(Records from a collection)
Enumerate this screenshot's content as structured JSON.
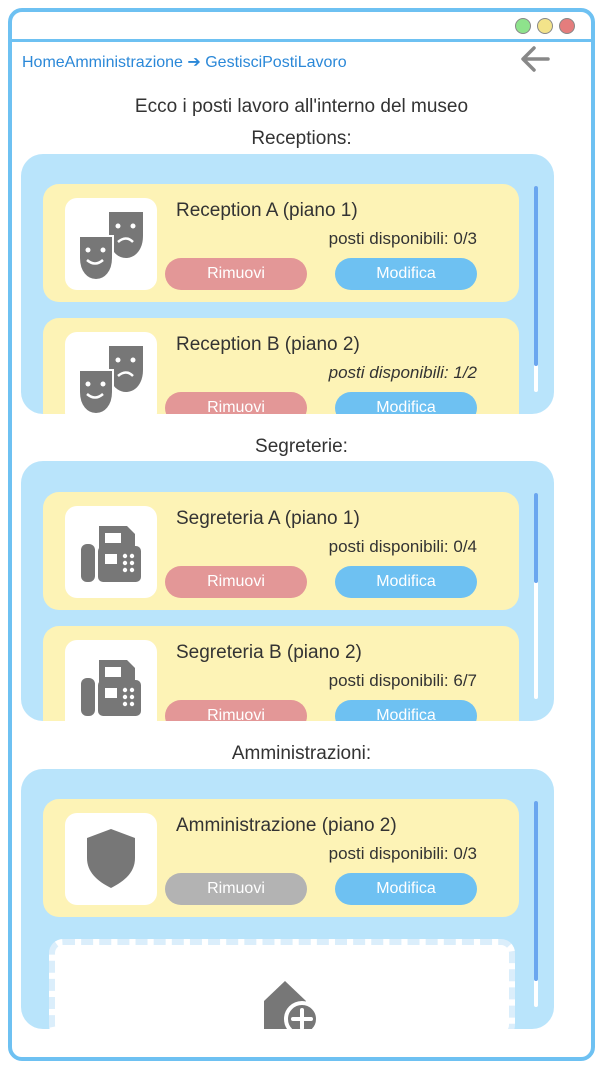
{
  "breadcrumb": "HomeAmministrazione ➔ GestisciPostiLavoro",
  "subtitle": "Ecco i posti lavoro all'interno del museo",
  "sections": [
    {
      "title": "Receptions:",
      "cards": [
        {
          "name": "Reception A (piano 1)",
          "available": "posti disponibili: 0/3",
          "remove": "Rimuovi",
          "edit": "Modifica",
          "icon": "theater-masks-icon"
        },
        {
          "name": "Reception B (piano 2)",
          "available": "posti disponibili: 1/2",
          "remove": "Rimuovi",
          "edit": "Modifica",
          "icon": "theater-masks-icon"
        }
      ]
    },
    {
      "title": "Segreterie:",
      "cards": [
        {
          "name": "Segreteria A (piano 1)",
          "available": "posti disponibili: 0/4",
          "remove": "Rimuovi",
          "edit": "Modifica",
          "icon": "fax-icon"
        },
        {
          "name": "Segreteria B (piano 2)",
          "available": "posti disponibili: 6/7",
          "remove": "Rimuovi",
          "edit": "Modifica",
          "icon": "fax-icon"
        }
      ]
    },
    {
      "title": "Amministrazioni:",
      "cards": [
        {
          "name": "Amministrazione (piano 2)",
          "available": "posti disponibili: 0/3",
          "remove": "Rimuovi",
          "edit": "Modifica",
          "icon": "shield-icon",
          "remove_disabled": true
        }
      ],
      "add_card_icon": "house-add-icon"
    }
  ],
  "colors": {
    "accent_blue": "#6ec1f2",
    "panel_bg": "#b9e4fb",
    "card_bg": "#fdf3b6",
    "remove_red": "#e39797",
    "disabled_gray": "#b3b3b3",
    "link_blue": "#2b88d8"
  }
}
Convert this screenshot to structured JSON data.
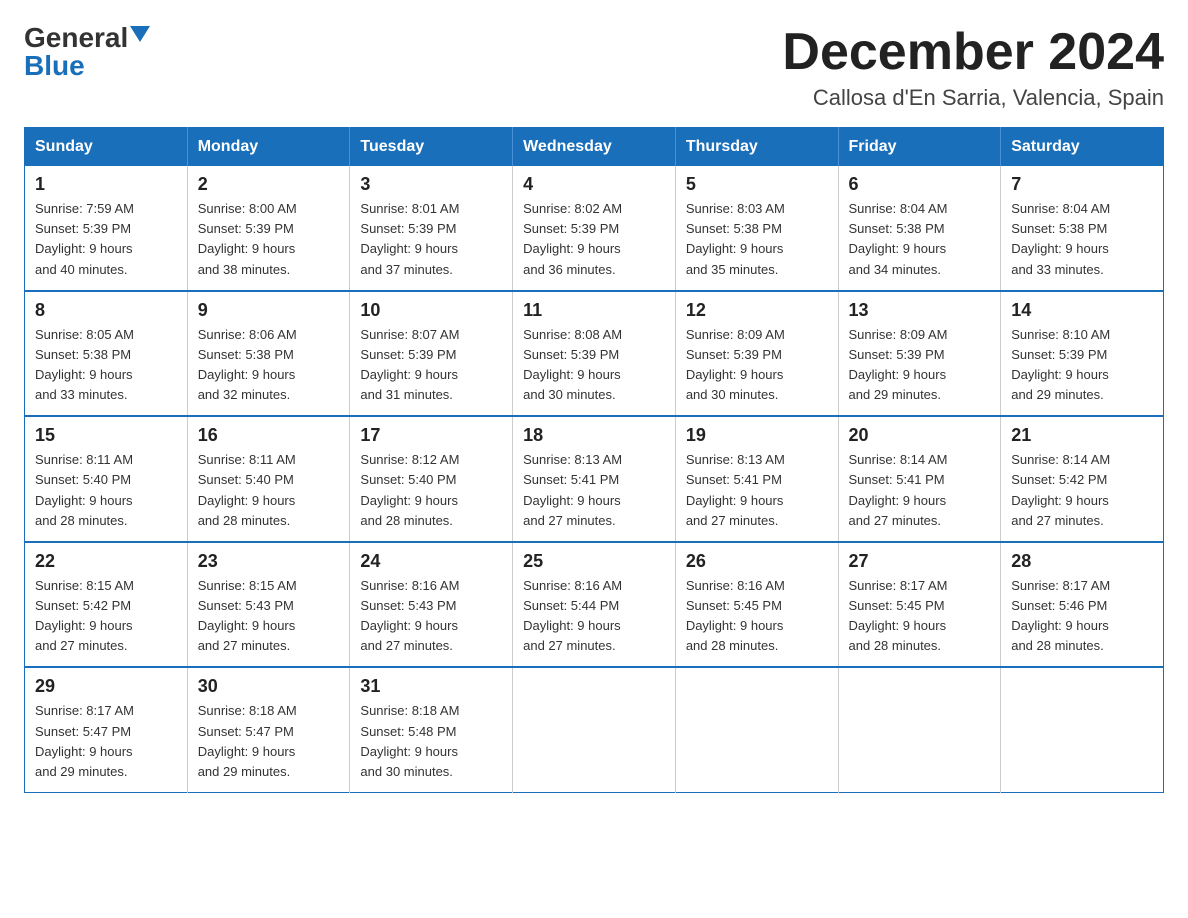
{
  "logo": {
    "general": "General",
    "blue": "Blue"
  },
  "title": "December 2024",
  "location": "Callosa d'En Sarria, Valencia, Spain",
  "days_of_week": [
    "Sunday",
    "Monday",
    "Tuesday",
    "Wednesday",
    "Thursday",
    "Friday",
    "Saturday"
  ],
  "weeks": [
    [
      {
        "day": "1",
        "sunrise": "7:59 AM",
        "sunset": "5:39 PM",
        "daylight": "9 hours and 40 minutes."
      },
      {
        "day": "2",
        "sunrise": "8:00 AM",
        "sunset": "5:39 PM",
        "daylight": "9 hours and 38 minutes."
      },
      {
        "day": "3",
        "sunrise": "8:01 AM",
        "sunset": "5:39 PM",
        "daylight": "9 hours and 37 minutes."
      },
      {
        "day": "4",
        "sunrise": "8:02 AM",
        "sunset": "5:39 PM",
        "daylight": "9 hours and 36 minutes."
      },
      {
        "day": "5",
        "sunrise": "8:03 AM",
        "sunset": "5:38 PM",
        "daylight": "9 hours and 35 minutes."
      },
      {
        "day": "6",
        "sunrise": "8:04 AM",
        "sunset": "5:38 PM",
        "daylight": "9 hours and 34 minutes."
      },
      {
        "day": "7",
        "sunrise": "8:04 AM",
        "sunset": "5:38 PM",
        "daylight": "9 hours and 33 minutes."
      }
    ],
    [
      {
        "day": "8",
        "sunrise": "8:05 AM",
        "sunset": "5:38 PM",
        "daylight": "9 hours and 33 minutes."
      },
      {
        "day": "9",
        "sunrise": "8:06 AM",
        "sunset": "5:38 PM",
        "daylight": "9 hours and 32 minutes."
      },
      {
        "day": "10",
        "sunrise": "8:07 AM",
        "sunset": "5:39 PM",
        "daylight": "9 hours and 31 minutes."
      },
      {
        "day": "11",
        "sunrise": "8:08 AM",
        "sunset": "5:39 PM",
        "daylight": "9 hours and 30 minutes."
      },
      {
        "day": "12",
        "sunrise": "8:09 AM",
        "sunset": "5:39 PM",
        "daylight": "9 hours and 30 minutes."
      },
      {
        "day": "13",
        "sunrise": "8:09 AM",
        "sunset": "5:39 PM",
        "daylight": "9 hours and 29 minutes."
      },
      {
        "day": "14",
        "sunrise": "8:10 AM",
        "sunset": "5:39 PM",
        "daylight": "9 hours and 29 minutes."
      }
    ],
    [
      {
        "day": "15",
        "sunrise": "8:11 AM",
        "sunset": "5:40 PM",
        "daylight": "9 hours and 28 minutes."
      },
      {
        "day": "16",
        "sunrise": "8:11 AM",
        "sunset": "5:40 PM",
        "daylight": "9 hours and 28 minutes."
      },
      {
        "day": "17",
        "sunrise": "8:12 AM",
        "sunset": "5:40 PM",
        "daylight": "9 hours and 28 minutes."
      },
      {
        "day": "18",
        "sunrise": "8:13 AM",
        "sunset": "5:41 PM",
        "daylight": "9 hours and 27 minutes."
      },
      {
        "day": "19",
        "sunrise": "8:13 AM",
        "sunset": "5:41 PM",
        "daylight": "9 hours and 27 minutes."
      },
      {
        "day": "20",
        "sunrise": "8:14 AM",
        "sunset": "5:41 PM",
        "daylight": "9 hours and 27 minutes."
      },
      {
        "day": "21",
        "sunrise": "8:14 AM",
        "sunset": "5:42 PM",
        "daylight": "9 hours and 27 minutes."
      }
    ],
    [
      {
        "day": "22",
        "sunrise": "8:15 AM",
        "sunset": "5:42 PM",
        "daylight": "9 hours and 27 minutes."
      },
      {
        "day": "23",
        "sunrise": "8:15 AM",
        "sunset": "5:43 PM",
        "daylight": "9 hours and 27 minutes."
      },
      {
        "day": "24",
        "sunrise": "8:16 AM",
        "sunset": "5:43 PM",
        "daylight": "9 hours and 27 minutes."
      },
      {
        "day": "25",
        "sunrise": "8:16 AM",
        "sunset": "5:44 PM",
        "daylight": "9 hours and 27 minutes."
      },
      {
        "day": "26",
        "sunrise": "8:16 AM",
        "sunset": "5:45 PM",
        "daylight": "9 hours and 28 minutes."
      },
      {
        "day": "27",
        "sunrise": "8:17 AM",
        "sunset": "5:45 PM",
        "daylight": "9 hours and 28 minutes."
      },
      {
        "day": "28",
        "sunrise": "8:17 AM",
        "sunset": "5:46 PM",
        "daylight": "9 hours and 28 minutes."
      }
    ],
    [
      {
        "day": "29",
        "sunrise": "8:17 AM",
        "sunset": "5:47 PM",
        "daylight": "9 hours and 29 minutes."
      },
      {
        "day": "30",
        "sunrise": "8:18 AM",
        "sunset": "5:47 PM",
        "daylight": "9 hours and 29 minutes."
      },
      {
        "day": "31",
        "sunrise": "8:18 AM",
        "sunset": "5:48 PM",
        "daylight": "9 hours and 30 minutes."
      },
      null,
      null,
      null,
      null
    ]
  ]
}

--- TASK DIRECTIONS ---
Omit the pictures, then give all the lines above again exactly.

--- SOLUTION TO THIS PROBLEM ---
Enumerate this screenshot's content as structured JSON.
{
  "breadcrumb": "HomeAmministrazione ➔ GestisciPostiLavoro",
  "subtitle": "Ecco i posti lavoro all'interno del museo",
  "sections": [
    {
      "title": "Receptions:",
      "cards": [
        {
          "name": "Reception A (piano 1)",
          "available": "posti disponibili: 0/3",
          "remove": "Rimuovi",
          "edit": "Modifica",
          "icon": "theater-masks-icon"
        },
        {
          "name": "Reception B (piano 2)",
          "available": "posti disponibili: 1/2",
          "remove": "Rimuovi",
          "edit": "Modifica",
          "icon": "theater-masks-icon"
        }
      ]
    },
    {
      "title": "Segreterie:",
      "cards": [
        {
          "name": "Segreteria A (piano 1)",
          "available": "posti disponibili: 0/4",
          "remove": "Rimuovi",
          "edit": "Modifica",
          "icon": "fax-icon"
        },
        {
          "name": "Segreteria B (piano 2)",
          "available": "posti disponibili: 6/7",
          "remove": "Rimuovi",
          "edit": "Modifica",
          "icon": "fax-icon"
        }
      ]
    },
    {
      "title": "Amministrazioni:",
      "cards": [
        {
          "name": "Amministrazione (piano 2)",
          "available": "posti disponibili: 0/3",
          "remove": "Rimuovi",
          "edit": "Modifica",
          "icon": "shield-icon",
          "remove_disabled": true
        }
      ],
      "add_card_icon": "house-add-icon"
    }
  ],
  "colors": {
    "accent_blue": "#6ec1f2",
    "panel_bg": "#b9e4fb",
    "card_bg": "#fdf3b6",
    "remove_red": "#e39797",
    "disabled_gray": "#b3b3b3",
    "link_blue": "#2b88d8"
  }
}
Convert this screenshot to structured JSON data.
{
  "logo": {
    "general": "General",
    "blue": "Blue"
  },
  "title": "December 2024",
  "location": "Callosa d'En Sarria, Valencia, Spain",
  "days_of_week": [
    "Sunday",
    "Monday",
    "Tuesday",
    "Wednesday",
    "Thursday",
    "Friday",
    "Saturday"
  ],
  "weeks": [
    [
      {
        "day": "1",
        "sunrise": "7:59 AM",
        "sunset": "5:39 PM",
        "daylight": "9 hours and 40 minutes."
      },
      {
        "day": "2",
        "sunrise": "8:00 AM",
        "sunset": "5:39 PM",
        "daylight": "9 hours and 38 minutes."
      },
      {
        "day": "3",
        "sunrise": "8:01 AM",
        "sunset": "5:39 PM",
        "daylight": "9 hours and 37 minutes."
      },
      {
        "day": "4",
        "sunrise": "8:02 AM",
        "sunset": "5:39 PM",
        "daylight": "9 hours and 36 minutes."
      },
      {
        "day": "5",
        "sunrise": "8:03 AM",
        "sunset": "5:38 PM",
        "daylight": "9 hours and 35 minutes."
      },
      {
        "day": "6",
        "sunrise": "8:04 AM",
        "sunset": "5:38 PM",
        "daylight": "9 hours and 34 minutes."
      },
      {
        "day": "7",
        "sunrise": "8:04 AM",
        "sunset": "5:38 PM",
        "daylight": "9 hours and 33 minutes."
      }
    ],
    [
      {
        "day": "8",
        "sunrise": "8:05 AM",
        "sunset": "5:38 PM",
        "daylight": "9 hours and 33 minutes."
      },
      {
        "day": "9",
        "sunrise": "8:06 AM",
        "sunset": "5:38 PM",
        "daylight": "9 hours and 32 minutes."
      },
      {
        "day": "10",
        "sunrise": "8:07 AM",
        "sunset": "5:39 PM",
        "daylight": "9 hours and 31 minutes."
      },
      {
        "day": "11",
        "sunrise": "8:08 AM",
        "sunset": "5:39 PM",
        "daylight": "9 hours and 30 minutes."
      },
      {
        "day": "12",
        "sunrise": "8:09 AM",
        "sunset": "5:39 PM",
        "daylight": "9 hours and 30 minutes."
      },
      {
        "day": "13",
        "sunrise": "8:09 AM",
        "sunset": "5:39 PM",
        "daylight": "9 hours and 29 minutes."
      },
      {
        "day": "14",
        "sunrise": "8:10 AM",
        "sunset": "5:39 PM",
        "daylight": "9 hours and 29 minutes."
      }
    ],
    [
      {
        "day": "15",
        "sunrise": "8:11 AM",
        "sunset": "5:40 PM",
        "daylight": "9 hours and 28 minutes."
      },
      {
        "day": "16",
        "sunrise": "8:11 AM",
        "sunset": "5:40 PM",
        "daylight": "9 hours and 28 minutes."
      },
      {
        "day": "17",
        "sunrise": "8:12 AM",
        "sunset": "5:40 PM",
        "daylight": "9 hours and 28 minutes."
      },
      {
        "day": "18",
        "sunrise": "8:13 AM",
        "sunset": "5:41 PM",
        "daylight": "9 hours and 27 minutes."
      },
      {
        "day": "19",
        "sunrise": "8:13 AM",
        "sunset": "5:41 PM",
        "daylight": "9 hours and 27 minutes."
      },
      {
        "day": "20",
        "sunrise": "8:14 AM",
        "sunset": "5:41 PM",
        "daylight": "9 hours and 27 minutes."
      },
      {
        "day": "21",
        "sunrise": "8:14 AM",
        "sunset": "5:42 PM",
        "daylight": "9 hours and 27 minutes."
      }
    ],
    [
      {
        "day": "22",
        "sunrise": "8:15 AM",
        "sunset": "5:42 PM",
        "daylight": "9 hours and 27 minutes."
      },
      {
        "day": "23",
        "sunrise": "8:15 AM",
        "sunset": "5:43 PM",
        "daylight": "9 hours and 27 minutes."
      },
      {
        "day": "24",
        "sunrise": "8:16 AM",
        "sunset": "5:43 PM",
        "daylight": "9 hours and 27 minutes."
      },
      {
        "day": "25",
        "sunrise": "8:16 AM",
        "sunset": "5:44 PM",
        "daylight": "9 hours and 27 minutes."
      },
      {
        "day": "26",
        "sunrise": "8:16 AM",
        "sunset": "5:45 PM",
        "daylight": "9 hours and 28 minutes."
      },
      {
        "day": "27",
        "sunrise": "8:17 AM",
        "sunset": "5:45 PM",
        "daylight": "9 hours and 28 minutes."
      },
      {
        "day": "28",
        "sunrise": "8:17 AM",
        "sunset": "5:46 PM",
        "daylight": "9 hours and 28 minutes."
      }
    ],
    [
      {
        "day": "29",
        "sunrise": "8:17 AM",
        "sunset": "5:47 PM",
        "daylight": "9 hours and 29 minutes."
      },
      {
        "day": "30",
        "sunrise": "8:18 AM",
        "sunset": "5:47 PM",
        "daylight": "9 hours and 29 minutes."
      },
      {
        "day": "31",
        "sunrise": "8:18 AM",
        "sunset": "5:48 PM",
        "daylight": "9 hours and 30 minutes."
      },
      null,
      null,
      null,
      null
    ]
  ]
}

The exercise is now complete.